I’m currently reading this book called a Tale for The Time Being by Ruth Ozeki. It’s taking me forever to get through because I keep having to socialize and sleep and do all those other life things that get in the way of reading. It’s a really unusual book that I eventually had to investigate using Google because its written in a ‘what if’ fashion. As in, the author imagines that she is faced with a certain scenario and writes out what she thinks would happen if such a thing came to pass. I was totally confused at the beginning and had a hard time figuring out whether it was fiction or not.
It’s one of the most beautifully written books I’ve ever read because Ozeki’s fictional characters have complicated, raw emotions which the reader can recognize and relate to. I keep having to mark pages so that I can go back and reread or look up things she mentions. It feels like I’m learning a major life lesson by reading this fictional book. But I think Ozeki anticipated this reaction because she quotes Marcel Proust: In reality, every reader, while he is reading, is the reader of his own self.
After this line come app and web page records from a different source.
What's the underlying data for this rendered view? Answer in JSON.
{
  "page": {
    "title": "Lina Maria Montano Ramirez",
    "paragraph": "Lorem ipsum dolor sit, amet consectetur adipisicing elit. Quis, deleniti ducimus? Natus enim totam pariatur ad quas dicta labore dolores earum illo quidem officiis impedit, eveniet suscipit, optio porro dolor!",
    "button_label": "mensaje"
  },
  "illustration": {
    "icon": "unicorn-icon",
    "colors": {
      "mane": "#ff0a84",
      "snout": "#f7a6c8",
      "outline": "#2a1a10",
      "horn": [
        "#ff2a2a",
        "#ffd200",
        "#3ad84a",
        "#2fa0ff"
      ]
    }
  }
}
It feels like I’ve been let in on a big secret. Like I’ve leveled up as a reader or something. I wonder if other readers reach a stage in their life where they realise that some books make you learn more about yourself than the topic about which it is written.
The funny thing is, I borrowed it from my local library because I liked the title. It was a total coincidence that I happened to glance at that aisle, and pick up this book. I wanted something that would capture my attention completely and give me a break from the real world. But instead it’s helping me deal with what’s happening in my life at the moment.
Ultimately, that’s what I look for in a good book. Something which helps me alter my perspective. That’s the whole point for me. Ruth Ozeki does this. It’s probably because she’s a Zen Buddhist priest and she’s managed to suck up some of that wisdom Alan Watts talks about. She’s come into my life, like Nao has come into the fictional Ruth’s life. She has contributed to the way I act and live my life. Which is a pretty big fucking deal for someone who lives halfway across the world and will never know the impact her writing has had on me.
Anyway, the funny thing is that her character talks about writing a blog that no one read which is just one of the few things I relate to. Her character raises the oh-too-real point about the whole blogging community. A lot of the time we use these websites as another space where we can say what we want without really listening/reading what others have to say. Which sorta defeats the purpose in my opinion. I prefer to read rather than write. But sometimes it’s nice to get things off your chest without having to deal with people in person.